                          Can't speak for the T-44 but the IS-3 did see some post-war combat, quite a bit with the Egyptian Army in the 1967 Six-Day War and a very small amount in the 1973 Yom Kippur War.
                          Last edited by panther3485; 27 Oct 07, 20:43.
                          "Chatfield, there seems to be something wrong with our bloody ships today!"
                          Vice Admiral Beatty to Flag Captain Chatfield; Battle of Jutland, 31 May - 1 June, 1916.

                          Comment


                          • #14
                            That may be so but those conflicts were really onesided slaughters. Pz IV's, StuG III's, upgunned T-34's and various Shermans also saw combat in those wars.
                            The safest place in Korea was behind a platoon of Marines.

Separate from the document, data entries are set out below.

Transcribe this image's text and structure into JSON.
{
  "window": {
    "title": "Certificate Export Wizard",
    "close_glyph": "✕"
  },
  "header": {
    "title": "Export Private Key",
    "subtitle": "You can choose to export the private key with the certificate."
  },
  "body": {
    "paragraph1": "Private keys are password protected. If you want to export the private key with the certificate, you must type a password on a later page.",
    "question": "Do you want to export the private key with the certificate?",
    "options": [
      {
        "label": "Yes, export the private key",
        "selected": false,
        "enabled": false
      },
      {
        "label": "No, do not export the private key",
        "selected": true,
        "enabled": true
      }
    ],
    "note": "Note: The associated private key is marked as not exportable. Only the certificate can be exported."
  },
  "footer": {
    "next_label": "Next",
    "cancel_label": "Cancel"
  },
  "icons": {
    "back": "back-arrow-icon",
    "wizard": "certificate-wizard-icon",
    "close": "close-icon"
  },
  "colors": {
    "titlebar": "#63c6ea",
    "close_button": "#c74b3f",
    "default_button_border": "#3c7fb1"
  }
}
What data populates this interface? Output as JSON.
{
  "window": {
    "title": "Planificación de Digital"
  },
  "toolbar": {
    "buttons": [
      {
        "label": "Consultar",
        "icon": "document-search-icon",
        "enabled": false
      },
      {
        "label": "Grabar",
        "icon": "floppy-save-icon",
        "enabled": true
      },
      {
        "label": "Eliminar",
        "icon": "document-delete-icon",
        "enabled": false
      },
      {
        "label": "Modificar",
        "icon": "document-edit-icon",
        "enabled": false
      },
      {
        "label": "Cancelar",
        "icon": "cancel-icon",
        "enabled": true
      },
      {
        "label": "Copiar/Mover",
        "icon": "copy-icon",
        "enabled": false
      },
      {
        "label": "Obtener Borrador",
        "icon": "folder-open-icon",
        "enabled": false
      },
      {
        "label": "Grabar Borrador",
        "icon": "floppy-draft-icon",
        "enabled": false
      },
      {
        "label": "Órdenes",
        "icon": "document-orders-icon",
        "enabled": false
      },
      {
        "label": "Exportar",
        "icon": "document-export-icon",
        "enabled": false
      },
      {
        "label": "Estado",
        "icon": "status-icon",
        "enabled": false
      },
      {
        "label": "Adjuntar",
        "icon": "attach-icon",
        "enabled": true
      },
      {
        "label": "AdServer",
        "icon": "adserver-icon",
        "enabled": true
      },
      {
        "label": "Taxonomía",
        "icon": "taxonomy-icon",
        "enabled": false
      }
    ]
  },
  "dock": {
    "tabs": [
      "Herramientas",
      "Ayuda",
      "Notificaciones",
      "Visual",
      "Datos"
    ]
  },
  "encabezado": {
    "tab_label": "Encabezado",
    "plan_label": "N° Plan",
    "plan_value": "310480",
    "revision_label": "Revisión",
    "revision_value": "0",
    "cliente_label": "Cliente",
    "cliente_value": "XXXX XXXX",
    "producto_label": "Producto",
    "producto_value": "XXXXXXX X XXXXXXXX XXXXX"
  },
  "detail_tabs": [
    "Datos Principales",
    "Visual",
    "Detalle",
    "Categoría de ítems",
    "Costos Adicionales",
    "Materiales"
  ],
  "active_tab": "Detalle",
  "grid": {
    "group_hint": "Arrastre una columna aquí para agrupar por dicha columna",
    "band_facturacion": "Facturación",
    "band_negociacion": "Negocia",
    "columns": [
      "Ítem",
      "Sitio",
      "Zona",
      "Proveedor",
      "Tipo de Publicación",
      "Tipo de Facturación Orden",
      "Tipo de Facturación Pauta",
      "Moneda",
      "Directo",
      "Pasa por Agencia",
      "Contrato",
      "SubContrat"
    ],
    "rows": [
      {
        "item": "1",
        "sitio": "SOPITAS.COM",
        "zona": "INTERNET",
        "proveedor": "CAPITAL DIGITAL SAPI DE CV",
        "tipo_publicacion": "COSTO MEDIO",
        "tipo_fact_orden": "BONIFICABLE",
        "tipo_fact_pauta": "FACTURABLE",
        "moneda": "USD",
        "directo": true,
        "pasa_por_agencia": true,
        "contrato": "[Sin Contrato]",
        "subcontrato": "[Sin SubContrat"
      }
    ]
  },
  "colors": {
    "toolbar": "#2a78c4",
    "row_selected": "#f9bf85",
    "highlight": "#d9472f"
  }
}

Lord how they could fight! - MGEN Frank Lowe, U.S. Army.
                            ----
                            We got a kinder, gentler, Machine gun hand - N.Y.

                            Comment


                            • #15
                              Originally posted by McCoy View Post
                              That may be so but those conflicts were really onesided slaughters. Pz IV's, StuG III's, upgunned T-34's and various Shermans also saw combat in those wars.
                              That's true, but you did say:

                              "So I'm of the opinion that it's impossible to prove that the IS-3 and T-44 ever saw combat and I don't belive that they did so either."

                              ....which I thought was quite a definite statement, when in fact the IS-3 did see some action and it's easily substantiated. Also, apparently, Israeli troops did report considerable difficulty knocking them out (compared to other enemy types) though of course, this did not affect the final outcome and the Egyptians lost 73 out of about 100 IS-3ms in the 1967 war.


                              Best regards,
                              panther3485
                              Last edited by panther3485; 27 Oct 07, 20:42.
                              "Chatfield, there seems to be something wrong with our bloody ships today!"
                              Vice Admiral Beatty to Flag Captain Chatfield; Battle of Jutland, 31 May - 1 June, 1916.

                              Comment

                              Latest Topics

                              Collapse

                              Working...
                              X